Unfortunately by arguing about Woodstock, many miss the gist of the report, which is that the number of cases of child sexual abuse by clerics declined dramatically starting in the mid-80s. Cases dropped as education in seminaries increased and as dioceses began to implement safe environment plans and protocols for interaction between adults and children. It also helped that some priests in well publicized abuse cases wound up doing time. The John Jay report notes that as abuse went into decline in American society, statistics show that the numbers of abusers dropped more quickly in the church than elsewhere. Educating priests-in-training and volunteers and teachers on the job, and publicizing crimes by priests who went to jail were dramatic wake-up calls, even for people who didn’t recognize criminal behavior instinctively.

Last year in the U.S. Catholic Church of 68.2 million members, there were seven credible accusations of abuse of a minor by a priest. There should not be any, and punishment for abusers should be swift. Even in the worst days of abuse, however, it was an estimated four percent of priests who abused. Obviously there should have been no abuse, but it is unfair to ignore the fact that abusers constituted a small percentage of priests. When it comes to abusers smearing the reputations of dedicated, clean-living clerics, never has so much damage been done by so few.

The John Jay report rightly criticized the church’s lack of transparency and pointed out that when the church dealt with an abuser, it kept its actions a secret. It is understandable, given the ignorance about sex abuse in society until the very late 20th century. Just a couple decades ago, and even perhaps more recently, if one parent discovered the other sexually abusing a child at home (where most abuse happens), he or she didn’t discuss it at the PTA or go to the police. They might have tried to get spiritual or emotional help secretly for the perpetrator and the victim, though the crime is so shameful as to be paralyzing. A bishop told me a few years ago that one of the scandals in this matter was that bishops weren’t even speaking with one another. No one at a bishops’ meeting was apt to ask: “Hey Joe, any of your priests abuse kids?”

The silence is broken now. This is good. People, including well-trained children, speak up and speak out. Bishops notify the police when there is a credible accusation. Children are taught to tell parents and teachers when someone’s familiarity makes then uncomfortable. Everyone knows that “Keep your hands to yourself” has meaning even after kindergarten.

The gray-haired hippies, who are now retiring from proper jobs in areas such as education, law, medicine, and public service, agree. They reflect nostalgically on Woodstock. They look wistful when they hear the strains of “Where have all the flowers gone?” and they smile for “Puff, the magic dragon.” The Catholic hippies might even hum the sing-songy “Sons of God, hear his holy Word….” Woodstock evokes memories of wise or unwise passion. It doesn’t, however, equate to sexual abuse of a child.
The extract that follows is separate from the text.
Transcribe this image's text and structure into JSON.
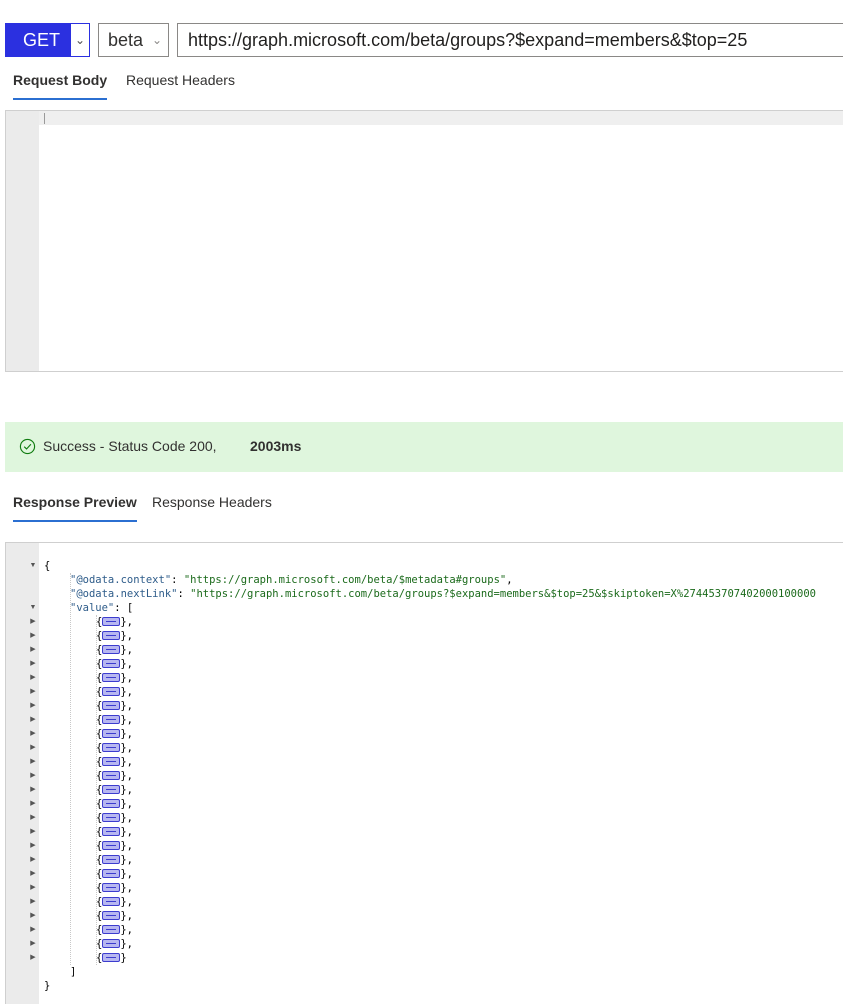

Sexual abuse of a child is an intolerable aberration for which there is no excuse. For those who ever thought it was not harmful or even, incredibly, thought it was acceptable, education and prison time sent a message. But it had nothing to do with wearing love beads and tie-dyed shirts.